Advertisement

Woman Says Her $50K Wedding 'Ruined' Her Life After 'Snowballing' Out of Control: 'Life Isn't a Disney Movie'

“It's this whole societal thing. As women, we're taught to want the day to be perfect," bride Lucinda Rose said

<p>SWNS</p> Lucinda Rose and Ian Brown on their wedding day

SWNS

Lucinda Rose and Ian Brown on their wedding day

A British woman says the tremendous stress of planning her lavish wedding left her feeling "broken" and "burnt out" for months.

Lucinda Rose, a child psychologist from Cheshire, England, told SWNS she was excited to plan all of the details of her big day with her now-husband Ian Brown — but the wedding "took over my life from the second we booked the venue."

Brown, 43, popped the question in January 2023 after 16 months of dating, and the pair set their date and secured their wedding venue for September.

"We paid this massive deposit, so there was a lot of pressure to get it right. It was a massive mental and financial load and it just kept snowballing," Rose, 39, recalled.

While their original vision was to invite 50 guests and spend just £15,000 (about $19,000), their invite list quickly grew to 120 people and their budget ballooned to £40,000 (about $50,000). Rose, swept up in the momentum of the occasion, decided to splash out on a fireworks display, a string quartet, a horse and carriage and an ice cream van.

<p>SWNS</p> Lucinda Rose and Ian Brown ride in a horse-drawn carriage on their wedding day

SWNS

Lucinda Rose and Ian Brown ride in a horse-drawn carriage on their wedding day

Related: How To Plan A Wedding Author Reveals 5 Mistakes Brides Make When Planning Their Special Day

As costs continued to spiral, Rose took on several time-consuming DIY projects to save money, including assembling bags of confetti and decanting shots of limoncello into mini-bottles for her guests.

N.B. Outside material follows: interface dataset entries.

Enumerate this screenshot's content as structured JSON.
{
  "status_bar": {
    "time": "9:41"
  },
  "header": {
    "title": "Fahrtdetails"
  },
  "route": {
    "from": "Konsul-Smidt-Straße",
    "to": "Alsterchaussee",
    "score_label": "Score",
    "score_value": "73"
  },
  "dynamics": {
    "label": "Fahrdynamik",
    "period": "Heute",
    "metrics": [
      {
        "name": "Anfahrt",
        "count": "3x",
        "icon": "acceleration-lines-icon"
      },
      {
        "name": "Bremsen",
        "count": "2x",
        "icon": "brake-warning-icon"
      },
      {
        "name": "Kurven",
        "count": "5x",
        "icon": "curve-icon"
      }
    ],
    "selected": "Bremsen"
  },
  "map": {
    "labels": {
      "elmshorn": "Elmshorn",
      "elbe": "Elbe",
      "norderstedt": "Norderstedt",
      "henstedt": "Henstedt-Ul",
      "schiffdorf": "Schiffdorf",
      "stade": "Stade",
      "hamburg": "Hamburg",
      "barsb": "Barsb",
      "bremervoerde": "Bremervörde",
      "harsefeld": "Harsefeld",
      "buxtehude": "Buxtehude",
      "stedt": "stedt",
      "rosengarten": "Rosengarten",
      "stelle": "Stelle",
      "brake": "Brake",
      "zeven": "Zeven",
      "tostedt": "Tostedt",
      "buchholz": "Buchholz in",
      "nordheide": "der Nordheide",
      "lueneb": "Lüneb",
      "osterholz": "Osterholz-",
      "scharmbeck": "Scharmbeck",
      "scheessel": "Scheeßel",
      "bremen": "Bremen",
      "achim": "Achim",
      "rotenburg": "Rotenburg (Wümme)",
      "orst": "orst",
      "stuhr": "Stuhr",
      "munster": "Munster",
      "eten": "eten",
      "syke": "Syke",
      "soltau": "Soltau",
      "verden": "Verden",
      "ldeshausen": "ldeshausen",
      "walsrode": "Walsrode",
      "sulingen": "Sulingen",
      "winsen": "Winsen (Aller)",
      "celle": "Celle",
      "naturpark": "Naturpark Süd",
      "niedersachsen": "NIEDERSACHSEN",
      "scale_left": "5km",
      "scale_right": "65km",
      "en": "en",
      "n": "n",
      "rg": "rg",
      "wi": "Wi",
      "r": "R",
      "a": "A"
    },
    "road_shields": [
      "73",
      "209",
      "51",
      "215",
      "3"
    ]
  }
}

Before long, the wedding planning process had become completely overwhelming for the bride-to-be.

"The month before the wedding, I was so consumed with doing, making, finding and buying wedding things that I barely slept and hardly saw Ian," she recalled.

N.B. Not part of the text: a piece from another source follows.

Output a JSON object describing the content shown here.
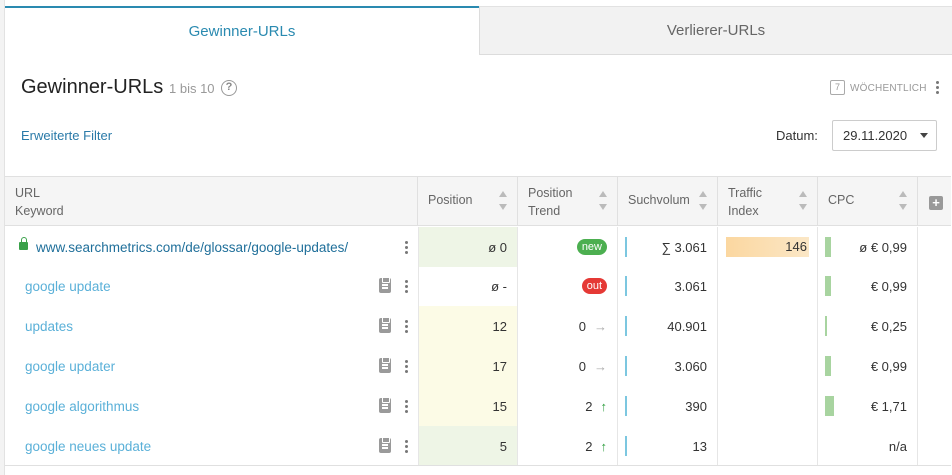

She said the stress not only prevented her from enjoying her wedding day when it finally came, but it impacted her for months afterwards, as well.

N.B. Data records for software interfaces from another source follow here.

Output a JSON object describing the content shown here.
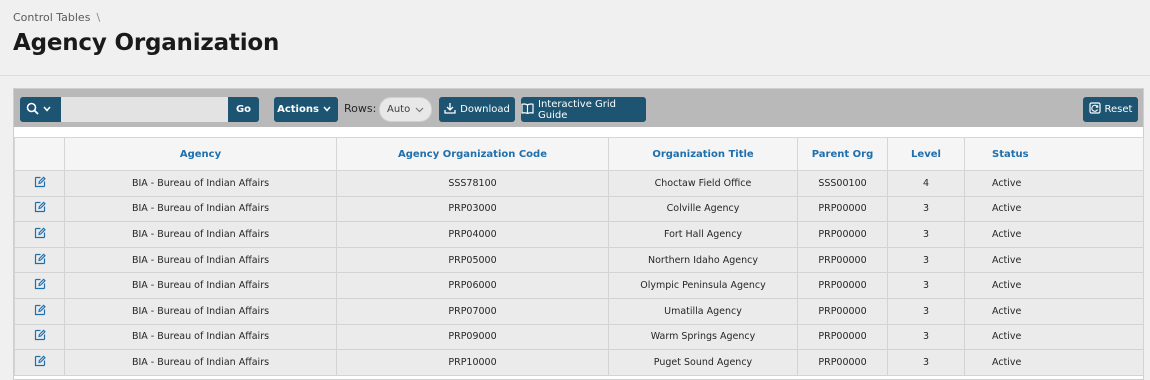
{
  "breadcrumb": {
    "parent": "Control Tables",
    "separator": "\\"
  },
  "page": {
    "title": "Agency Organization"
  },
  "toolbar": {
    "search_icon": "search-icon",
    "search_placeholder": "",
    "go_label": "Go",
    "actions_label": "Actions",
    "rows_label": "Rows:",
    "rows_value": "Auto",
    "download_label": "Download",
    "guide_label": "Interactive Grid Guide",
    "reset_label": "Reset"
  },
  "colors": {
    "button": "#1c5472",
    "toolbar": "#b9b9b9",
    "header_text": "#1f6fad",
    "row_bg": "#ebebeb"
  },
  "grid": {
    "columns": [
      "",
      "Agency",
      "Agency Organization Code",
      "Organization Title",
      "Parent Org",
      "Level",
      "Status"
    ],
    "rows": [
      [
        "BIA - Bureau of Indian Affairs",
        "SSS78100",
        "Choctaw Field Office",
        "SSS00100",
        "4",
        "Active"
      ],
      [
        "BIA - Bureau of Indian Affairs",
        "PRP03000",
        "Colville Agency",
        "PRP00000",
        "3",
        "Active"
      ],
      [
        "BIA - Bureau of Indian Affairs",
        "PRP04000",
        "Fort Hall Agency",
        "PRP00000",
        "3",
        "Active"
      ],
      [
        "BIA - Bureau of Indian Affairs",
        "PRP05000",
        "Northern Idaho Agency",
        "PRP00000",
        "3",
        "Active"
      ],
      [
        "BIA - Bureau of Indian Affairs",
        "PRP06000",
        "Olympic Peninsula Agency",
        "PRP00000",
        "3",
        "Active"
      ],
      [
        "BIA - Bureau of Indian Affairs",
        "PRP07000",
        "Umatilla Agency",
        "PRP00000",
        "3",
        "Active"
      ],
      [
        "BIA - Bureau of Indian Affairs",
        "PRP09000",
        "Warm Springs Agency",
        "PRP00000",
        "3",
        "Active"
      ],
      [
        "BIA - Bureau of Indian Affairs",
        "PRP10000",
        "Puget Sound Agency",
        "PRP00000",
        "3",
        "Active"
      ]
    ]
  }
}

"I started to feel a sense of dread about it — and on the actual day, I could hardly focus," she continued. "For months after the wedding, my memory of the day was completely gone ... I felt ashamed that I felt that way."

<p>SWNS</p> Lucinda Rose and Ian Brown dance at their wedding

SWNS

Lucinda Rose and Ian Brown dance at their wedding

While the wedding went off "perfectly," Rose said that for a long time, she couldn't even bring herself to talk about what should have been a happy occasion.

Never miss a story — sign up for PEOPLE's free daily newsletter to stay up-to-date on the best of what PEOPLE has to offer, from celebrity news to compelling human interest stories.

"The wedding ruined my life for three months,” she explained. “It's this whole societal thing. As women, we're taught to want the day to be perfect — but at the end of the day, life isn't a Disney movie."

She added that what she was feeling was more than just the "wedding blues." Rose said "it was literally burnout."

Related: Jennifer Lawrence Jokes Being a Bride Was 'Awful' and 'So Stressful': 'You're Not Having Fun'

She expected to feel relief once the wedding was over, but her exhaustion persisted and she grappled with guilt.

"At times, I couldn't wait for the wedding to be over — but then when it finally was, I was too burnt out to do anything. It was the emotional side too, thinking, 'Why don't I feel like others?' and the guilt over the money spent," Rose explained.

When she tried to open up to Brown about her feelings, she found that she couldn't "verbalize why I was so broken, and I felt guilty and ashamed about it."

However, when she shared her feelings online, she discovered she was not alone and others also had experienced post-wedding burnout.

She said she hopes her story will help other brides and grooms avoid succumbing to the pressures of trying to plan a "perfect" wedding day.

"As women in particular, we're so conditioned to think our wedding will be the best day of your life. So it's lonely and isolating when you don’t feel the way people expect you to," Rose said. "It made me feel so much better to have others tell me that was what they went through too — more people should be open about it."

For more People news, make sure to sign up for our newsletter!

Read the original article on People.